- The bridge toll in 1926 was .25 for a car, .15 for a horse and rider and .30 for a horse-drawn carriage
- The cost to build the bridge, not including improvements made since 1926, was $37,103,765.42.
- When opened it opened in 1926, the bridge held the title of world's longest suspension bridge.
- If all the individual wires inside the two main cables were connected end-to-end, the wire would circle the earth.
- The anchorages had stations built into them to handle passengers using the trolley lines.

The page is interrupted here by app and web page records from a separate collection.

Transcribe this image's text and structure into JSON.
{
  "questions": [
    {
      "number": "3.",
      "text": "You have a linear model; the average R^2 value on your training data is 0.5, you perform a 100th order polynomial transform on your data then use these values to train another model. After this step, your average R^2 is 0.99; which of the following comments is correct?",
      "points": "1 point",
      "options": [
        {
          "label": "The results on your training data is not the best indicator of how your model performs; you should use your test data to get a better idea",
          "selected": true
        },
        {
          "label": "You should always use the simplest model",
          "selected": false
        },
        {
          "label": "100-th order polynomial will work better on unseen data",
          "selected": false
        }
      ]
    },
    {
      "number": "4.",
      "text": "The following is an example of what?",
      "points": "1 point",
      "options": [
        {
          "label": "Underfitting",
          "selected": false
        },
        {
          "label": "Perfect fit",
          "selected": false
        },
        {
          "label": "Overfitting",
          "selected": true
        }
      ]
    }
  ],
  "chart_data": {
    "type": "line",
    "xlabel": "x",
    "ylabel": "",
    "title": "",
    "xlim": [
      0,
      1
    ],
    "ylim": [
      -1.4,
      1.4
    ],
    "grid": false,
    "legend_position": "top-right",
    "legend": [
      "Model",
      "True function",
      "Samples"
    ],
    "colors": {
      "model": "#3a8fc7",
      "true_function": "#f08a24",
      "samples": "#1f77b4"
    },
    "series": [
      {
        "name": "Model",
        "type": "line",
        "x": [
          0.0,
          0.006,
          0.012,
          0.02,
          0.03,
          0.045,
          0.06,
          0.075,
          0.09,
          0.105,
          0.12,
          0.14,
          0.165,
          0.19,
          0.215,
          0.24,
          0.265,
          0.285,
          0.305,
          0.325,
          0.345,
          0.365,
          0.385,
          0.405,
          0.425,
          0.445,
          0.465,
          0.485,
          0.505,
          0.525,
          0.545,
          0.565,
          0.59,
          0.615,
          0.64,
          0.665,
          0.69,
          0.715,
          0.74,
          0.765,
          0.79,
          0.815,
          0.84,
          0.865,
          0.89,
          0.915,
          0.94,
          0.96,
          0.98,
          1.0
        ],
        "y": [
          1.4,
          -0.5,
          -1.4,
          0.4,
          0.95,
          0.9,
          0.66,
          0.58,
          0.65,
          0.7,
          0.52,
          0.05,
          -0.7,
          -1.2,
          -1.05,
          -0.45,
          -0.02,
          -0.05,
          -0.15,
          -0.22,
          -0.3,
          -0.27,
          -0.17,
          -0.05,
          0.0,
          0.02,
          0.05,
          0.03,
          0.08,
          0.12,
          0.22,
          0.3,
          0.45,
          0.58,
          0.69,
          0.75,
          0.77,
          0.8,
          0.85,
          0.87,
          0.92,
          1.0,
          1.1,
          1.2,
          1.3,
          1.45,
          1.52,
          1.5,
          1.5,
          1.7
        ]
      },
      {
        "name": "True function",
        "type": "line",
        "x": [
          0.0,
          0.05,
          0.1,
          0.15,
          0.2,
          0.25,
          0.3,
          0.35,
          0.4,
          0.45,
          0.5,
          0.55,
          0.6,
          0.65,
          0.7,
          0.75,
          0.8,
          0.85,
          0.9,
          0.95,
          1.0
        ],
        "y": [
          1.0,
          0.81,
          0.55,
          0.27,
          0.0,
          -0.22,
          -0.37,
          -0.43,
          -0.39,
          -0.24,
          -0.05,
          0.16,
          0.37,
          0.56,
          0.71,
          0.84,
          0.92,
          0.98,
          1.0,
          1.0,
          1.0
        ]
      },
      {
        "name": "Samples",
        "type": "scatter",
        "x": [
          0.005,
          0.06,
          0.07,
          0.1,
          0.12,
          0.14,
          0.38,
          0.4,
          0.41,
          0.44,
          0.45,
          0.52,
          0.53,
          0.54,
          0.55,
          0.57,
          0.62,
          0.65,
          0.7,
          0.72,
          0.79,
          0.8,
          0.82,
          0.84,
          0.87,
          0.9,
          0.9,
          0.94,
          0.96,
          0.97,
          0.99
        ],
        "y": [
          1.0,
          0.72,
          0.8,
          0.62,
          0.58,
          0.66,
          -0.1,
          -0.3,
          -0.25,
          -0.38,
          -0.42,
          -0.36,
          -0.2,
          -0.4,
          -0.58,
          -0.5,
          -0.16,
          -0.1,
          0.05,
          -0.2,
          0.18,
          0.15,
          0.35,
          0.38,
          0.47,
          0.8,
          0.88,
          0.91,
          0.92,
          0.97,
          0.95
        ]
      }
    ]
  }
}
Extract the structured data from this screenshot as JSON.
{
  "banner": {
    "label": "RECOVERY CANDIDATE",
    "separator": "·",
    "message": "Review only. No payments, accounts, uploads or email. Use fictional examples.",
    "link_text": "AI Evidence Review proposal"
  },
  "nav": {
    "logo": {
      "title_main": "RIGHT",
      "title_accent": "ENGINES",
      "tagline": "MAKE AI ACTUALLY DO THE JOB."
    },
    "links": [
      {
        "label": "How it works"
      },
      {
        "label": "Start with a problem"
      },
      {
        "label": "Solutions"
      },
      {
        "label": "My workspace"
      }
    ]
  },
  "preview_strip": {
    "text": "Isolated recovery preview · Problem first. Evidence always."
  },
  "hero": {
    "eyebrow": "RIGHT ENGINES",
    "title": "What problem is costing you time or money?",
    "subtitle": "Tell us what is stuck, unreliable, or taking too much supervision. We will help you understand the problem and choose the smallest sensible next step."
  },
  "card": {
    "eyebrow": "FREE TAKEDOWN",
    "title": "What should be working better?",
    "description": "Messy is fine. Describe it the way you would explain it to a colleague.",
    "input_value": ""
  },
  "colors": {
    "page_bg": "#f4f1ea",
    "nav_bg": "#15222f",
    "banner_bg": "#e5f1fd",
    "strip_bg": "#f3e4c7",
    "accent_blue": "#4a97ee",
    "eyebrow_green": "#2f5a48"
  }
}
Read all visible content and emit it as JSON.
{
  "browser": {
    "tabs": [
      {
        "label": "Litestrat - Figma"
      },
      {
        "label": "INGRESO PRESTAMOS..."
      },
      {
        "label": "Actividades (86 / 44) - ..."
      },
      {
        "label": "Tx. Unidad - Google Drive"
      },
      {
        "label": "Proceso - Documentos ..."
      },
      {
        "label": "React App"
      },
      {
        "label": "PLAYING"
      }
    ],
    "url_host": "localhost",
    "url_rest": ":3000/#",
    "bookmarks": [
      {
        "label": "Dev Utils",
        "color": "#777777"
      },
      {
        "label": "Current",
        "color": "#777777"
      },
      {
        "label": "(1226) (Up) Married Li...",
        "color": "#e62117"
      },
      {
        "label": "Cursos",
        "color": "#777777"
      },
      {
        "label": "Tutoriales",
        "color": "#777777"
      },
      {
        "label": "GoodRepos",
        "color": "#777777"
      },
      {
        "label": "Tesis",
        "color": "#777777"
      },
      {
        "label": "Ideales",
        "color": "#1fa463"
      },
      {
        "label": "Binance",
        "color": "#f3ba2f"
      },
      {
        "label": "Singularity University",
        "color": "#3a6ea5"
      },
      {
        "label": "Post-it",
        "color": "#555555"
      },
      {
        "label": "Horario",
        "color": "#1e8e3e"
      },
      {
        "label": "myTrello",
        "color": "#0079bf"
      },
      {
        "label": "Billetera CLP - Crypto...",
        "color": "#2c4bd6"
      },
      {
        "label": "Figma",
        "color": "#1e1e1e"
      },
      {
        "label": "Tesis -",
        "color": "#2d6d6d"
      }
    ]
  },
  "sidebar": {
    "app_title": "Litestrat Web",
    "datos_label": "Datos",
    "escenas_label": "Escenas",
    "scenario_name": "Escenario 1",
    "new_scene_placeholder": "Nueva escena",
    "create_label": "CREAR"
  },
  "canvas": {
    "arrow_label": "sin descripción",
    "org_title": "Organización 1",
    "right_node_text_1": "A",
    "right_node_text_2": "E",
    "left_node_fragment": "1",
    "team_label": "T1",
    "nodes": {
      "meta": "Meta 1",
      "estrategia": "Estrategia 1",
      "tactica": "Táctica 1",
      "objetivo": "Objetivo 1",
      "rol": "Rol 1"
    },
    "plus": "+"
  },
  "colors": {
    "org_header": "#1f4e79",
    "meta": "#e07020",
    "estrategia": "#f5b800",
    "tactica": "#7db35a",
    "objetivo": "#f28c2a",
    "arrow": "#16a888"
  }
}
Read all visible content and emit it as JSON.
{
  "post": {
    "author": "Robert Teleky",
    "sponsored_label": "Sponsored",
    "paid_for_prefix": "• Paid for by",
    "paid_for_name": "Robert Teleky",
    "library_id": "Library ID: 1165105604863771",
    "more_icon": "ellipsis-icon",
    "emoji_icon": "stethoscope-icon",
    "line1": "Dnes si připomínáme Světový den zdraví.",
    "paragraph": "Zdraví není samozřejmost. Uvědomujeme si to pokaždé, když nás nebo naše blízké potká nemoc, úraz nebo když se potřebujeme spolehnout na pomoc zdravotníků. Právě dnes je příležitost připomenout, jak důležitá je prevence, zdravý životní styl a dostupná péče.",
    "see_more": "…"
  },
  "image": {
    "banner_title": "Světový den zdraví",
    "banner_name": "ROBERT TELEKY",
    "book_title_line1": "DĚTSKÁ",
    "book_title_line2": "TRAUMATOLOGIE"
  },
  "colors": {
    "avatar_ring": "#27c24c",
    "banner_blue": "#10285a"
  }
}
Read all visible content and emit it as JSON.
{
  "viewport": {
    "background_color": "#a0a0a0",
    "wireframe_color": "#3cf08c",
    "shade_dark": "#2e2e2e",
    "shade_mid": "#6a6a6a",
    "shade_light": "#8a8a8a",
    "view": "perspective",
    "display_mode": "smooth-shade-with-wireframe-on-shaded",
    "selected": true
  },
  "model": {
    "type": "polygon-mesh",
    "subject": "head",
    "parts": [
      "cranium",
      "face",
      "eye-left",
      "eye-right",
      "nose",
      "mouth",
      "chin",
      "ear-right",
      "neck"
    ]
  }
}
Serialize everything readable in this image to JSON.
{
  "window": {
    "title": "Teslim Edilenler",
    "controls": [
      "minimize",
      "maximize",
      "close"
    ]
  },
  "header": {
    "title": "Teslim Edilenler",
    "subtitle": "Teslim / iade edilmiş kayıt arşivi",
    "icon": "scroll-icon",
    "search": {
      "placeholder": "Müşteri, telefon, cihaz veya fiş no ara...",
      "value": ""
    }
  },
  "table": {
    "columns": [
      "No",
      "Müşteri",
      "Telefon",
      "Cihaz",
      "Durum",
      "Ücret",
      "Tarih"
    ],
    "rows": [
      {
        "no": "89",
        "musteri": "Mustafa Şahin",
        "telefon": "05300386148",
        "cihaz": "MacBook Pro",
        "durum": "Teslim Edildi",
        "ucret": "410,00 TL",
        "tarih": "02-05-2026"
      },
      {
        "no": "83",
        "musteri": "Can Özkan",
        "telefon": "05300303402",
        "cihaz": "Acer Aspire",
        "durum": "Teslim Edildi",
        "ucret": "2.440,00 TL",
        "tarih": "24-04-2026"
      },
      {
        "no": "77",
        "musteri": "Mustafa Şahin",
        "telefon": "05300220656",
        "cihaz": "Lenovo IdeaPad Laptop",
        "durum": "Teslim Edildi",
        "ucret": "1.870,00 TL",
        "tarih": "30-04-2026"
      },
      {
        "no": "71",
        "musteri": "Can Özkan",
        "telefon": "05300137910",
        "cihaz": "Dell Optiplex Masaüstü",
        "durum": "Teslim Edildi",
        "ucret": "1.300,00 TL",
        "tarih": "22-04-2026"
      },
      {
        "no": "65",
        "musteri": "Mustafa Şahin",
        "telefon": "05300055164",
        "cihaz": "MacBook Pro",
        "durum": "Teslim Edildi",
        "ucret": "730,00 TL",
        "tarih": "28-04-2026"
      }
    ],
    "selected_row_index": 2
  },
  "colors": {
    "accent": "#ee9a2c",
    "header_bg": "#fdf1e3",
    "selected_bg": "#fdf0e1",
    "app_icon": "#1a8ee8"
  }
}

- Two opening ceremonies were held for the bridge: the July 1st ceremony which opened the bridge to 100,000 pedestrians; and a second opening ceremony on Monday, July 5, 1926 for Calvin Coolidge, the President of the United States.
- The bridge was designed to accommodate six lanes of traffic, two tracks for subway/elevated trains, two track areas for streetcar/trolley operation, and two walkways for pedestrians. The walkways are one of the more popular parts of the bridge for bicycle riders, walkers, and people jogging across the bridge.
- The Philadelphia Evening Bulletin reported that the first traffic accident actually occurred before the bridge officially opened. Two individuals ran their car into the back of another car as they were attempting to get ahead in line as the bridge was getting ready to open to vehicles. The driver was fined $25.